- In a case involving several MESA marks, the Court of Appeal has confirmed that the plaintiff had lost its right to claim trademark infringement due to its silence
- The court applied this principle even though the defendant had not clearly raised it as a defence
- The case highlights that loss of right to sue due to silence is an important tool for defendants in trademark infringement/invalidation actions
The plaintiff, acting as the owner of the trademark MESA and other MESA-formative marks, was established in 1969 and has been operating mainly in the construction business. The MESA trademarks have become well known and trusted in the housing industry (MESA is an original mark which has no meaning in Turkish).
The defendant, which was established in 2011, adopted ‘MESA’ as the core element of its registered commercial name and applied to register the mark ÖZ MESA REKLAM in 2016 (‘öz’ means ‘essence, core’ in Turkish and is commonly used in the Turkish market for rebranding, while ‘reklam’ means ‘advertisement’).
In addition to filing opposition proceedings before the Trademark Office (which are not discussed in this article), the plaintiff initiated an action in August 2016 claiming trademark infringement and unfair competition due to the defendant’s use of the MESA brand. The plaintiff requested the determination and prevention of the consequences of trademark infringement and unfair competition, as well as the removal of the term ‘MESA’ from the registered commercial name of the defendant.
In response, the defendant alleged that, although the parties’ trademarks have similarities, they are used for different goods and services, and that the plaintiff’s trademark is not well known. Therefore, the court should conclude that there was no trademark infringement. Loss of right to sue due to silence was not explicitly raised as a defence.
Decisions at the first, second and third instance
The First Instance IP Court rejected the plaintiff’s case, finding that although the parties’ trademarks and businesses were similar, the plaintiff had lost its right to claim trademark infringement due to its longstanding silence.
Although the plaintiff alleged that it became aware of the defendant’s use of the MESA trademark following the publication of the trademark application for ÖZ MESA REKLAM in 2016, the court dismissed the plaintiff’s arguments and concluded that the plaintiff had remained silent against:
- the defendant’s use of the MESA mark since 1996; and
- the defendant’s use of ‘MESA’ in its registered commercial name since June 2011 (the date on which the commercial name was published in the Trade Registry Gazette).

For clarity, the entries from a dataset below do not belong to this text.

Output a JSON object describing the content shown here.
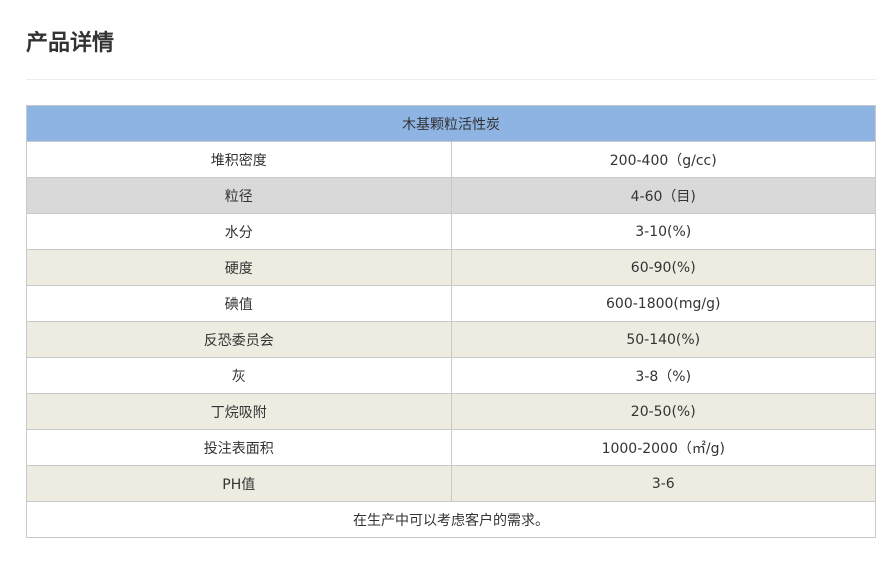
{
  "page": {
    "title": "产品详情"
  },
  "table": {
    "header": "木基颗粒活性炭",
    "rows": [
      {
        "name": "堆积密度",
        "value": "200-400（g/cc)"
      },
      {
        "name": "粒径",
        "value": "4-60（目)"
      },
      {
        "name": "水分",
        "value": "3-10(%)"
      },
      {
        "name": "硬度",
        "value": "60-90(%)"
      },
      {
        "name": "碘值",
        "value": "600-1800(mg/g)"
      },
      {
        "name": "反恐委员会",
        "value": "50-140(%)"
      },
      {
        "name": "灰",
        "value": "3-8（%)"
      },
      {
        "name": "丁烷吸附",
        "value": "20-50(%)"
      },
      {
        "name": "投注表面积",
        "value": "1000-2000（㎡/g)"
      },
      {
        "name": "PH值",
        "value": "3-6"
      }
    ],
    "footer": "在生产中可以考虑客户的需求。"
  },
  "colors": {
    "header_bg": "#8eb4e3",
    "row_grey": "#d9d9d9",
    "row_beige": "#eeece1",
    "border": "#c9c9c9"
  }
}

Thus, the plaintiff could not rely on its rights based on the principle of loss of right to sue due to silence - even though the defendant had not clearly raised this as a defence.
On appeal, the District Court confirmed the legitimacy of the first-instance decision.
Upon further appeal, the Court of Appeal upheld the decisions of the lower courts and dismissed the plaintiff’s case. As a result of the Court of Appeal’s decision, the case was finalised and the judgment became binding.
The principle of loss of right to sue due to silence in trademark infringement actions was not explicitly provided for in the (now repealed) Trademark Decree-Law No 556, which was the basis of the present case (it is still not available under the Industrial Property Code No 6769 for infringement cases, but is available for invalidation actions under Article 25/6). However, it has been broadly recognised in the doctrine, as well as in case law.
Therefore, loss of right to sue due to silence has been one of the main defences for defendants in invalidation and infringement cases, and the principle has been applied by the Court of Appeal in its decisions on several occasions. 12/05/2020 Court of Appeal: plaintiff lost its right to claim trademark infringement due to silence | World Trademark Review https://www.worldtrademarkreview.com/enforcement-and-litigation/court-of-appeal-plaintiff-lost-its-right-claim-trademark 2/2
Although the Court of Appeal rejected the principle of loss of right to sue due to silence in certain case (ie, where the plaintiff’s trademark is well known and the defendant’s actions were in bad faith), in the present case it decided that there was loss of right, possibly due to the fact that:
- the silence had lasted almost 20 years; and
- the plaintiff’s trademark is not widely known among the Turkish public but, rather, is well known among the relevant business circles.
These decisions highlight that loss of right to sue due to silence is still an important principle for the Court of Appeal, as well as a useful tool for defendants in trademark infringement/invalidation actions. Therefore, parties considering initiating an invalidation or infringement action should assess the consequences of the application of this principle and take the necessary actions without delay.
First published by in May 12, 2020.